◆ **Work to complete**: Which lines below contain "Свеча"? Pull them out.

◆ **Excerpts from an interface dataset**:
——

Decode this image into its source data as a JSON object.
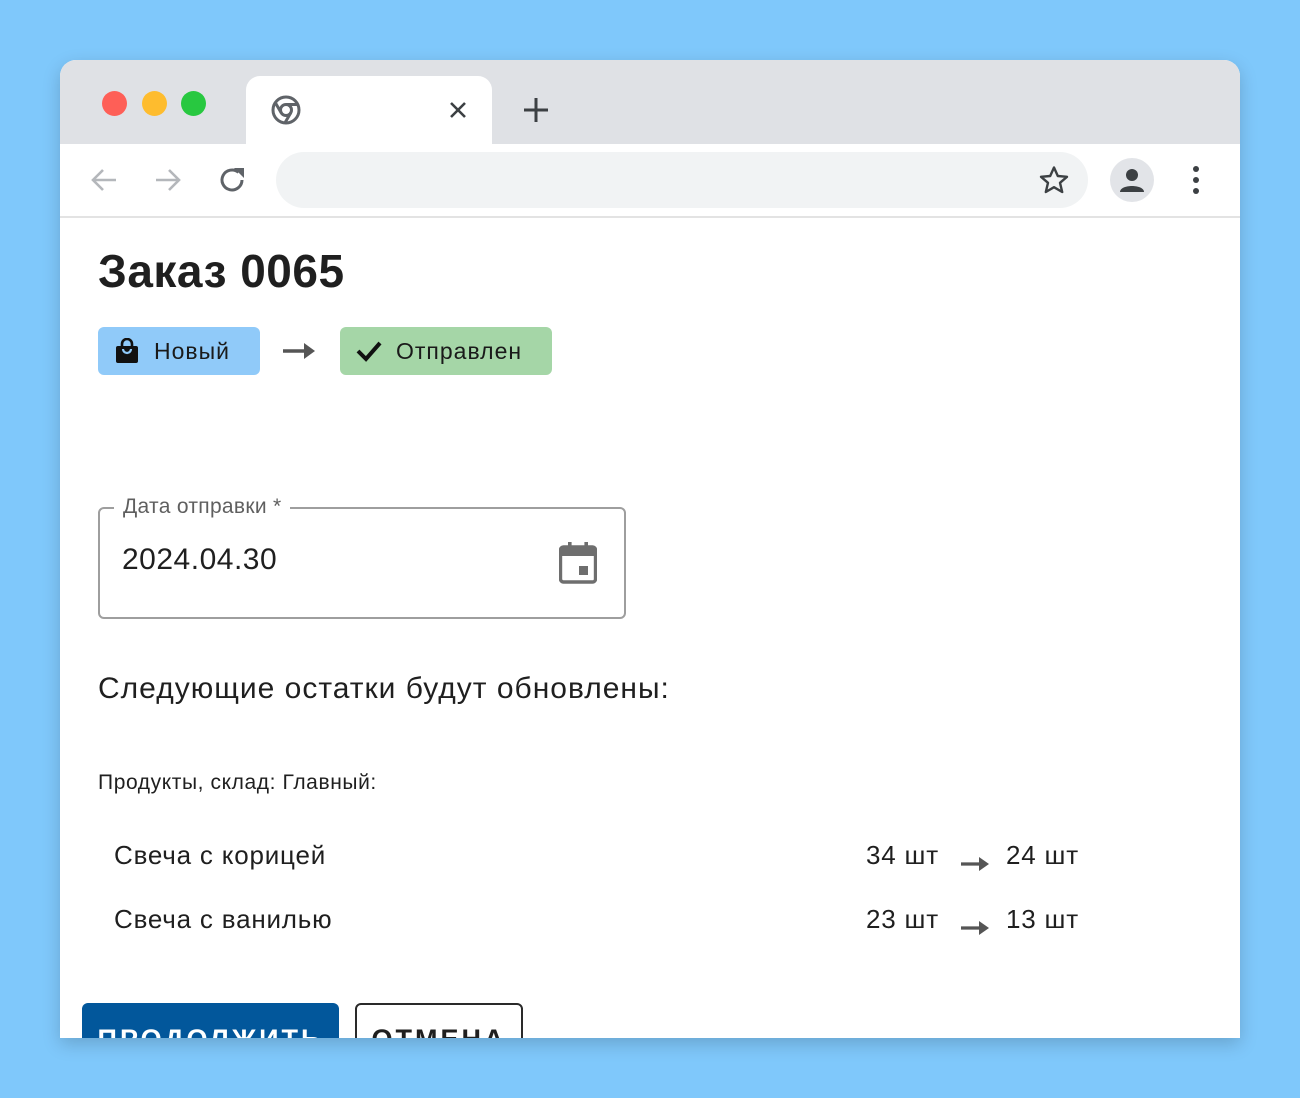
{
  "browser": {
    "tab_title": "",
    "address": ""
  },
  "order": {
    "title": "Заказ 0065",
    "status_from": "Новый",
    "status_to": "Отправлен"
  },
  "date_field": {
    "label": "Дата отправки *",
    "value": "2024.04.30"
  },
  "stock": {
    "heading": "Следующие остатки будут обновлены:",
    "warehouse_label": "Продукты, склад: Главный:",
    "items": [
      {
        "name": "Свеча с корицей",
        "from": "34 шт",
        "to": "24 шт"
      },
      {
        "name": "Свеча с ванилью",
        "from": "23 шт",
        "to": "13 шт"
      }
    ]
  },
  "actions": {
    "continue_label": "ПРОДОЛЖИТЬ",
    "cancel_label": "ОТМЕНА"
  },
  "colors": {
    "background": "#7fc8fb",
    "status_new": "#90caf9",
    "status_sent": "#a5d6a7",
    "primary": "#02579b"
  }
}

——

◆ **Response to the exercise**:
        "name": "Свеча с корицей",
        "name": "Свеча с ванилью",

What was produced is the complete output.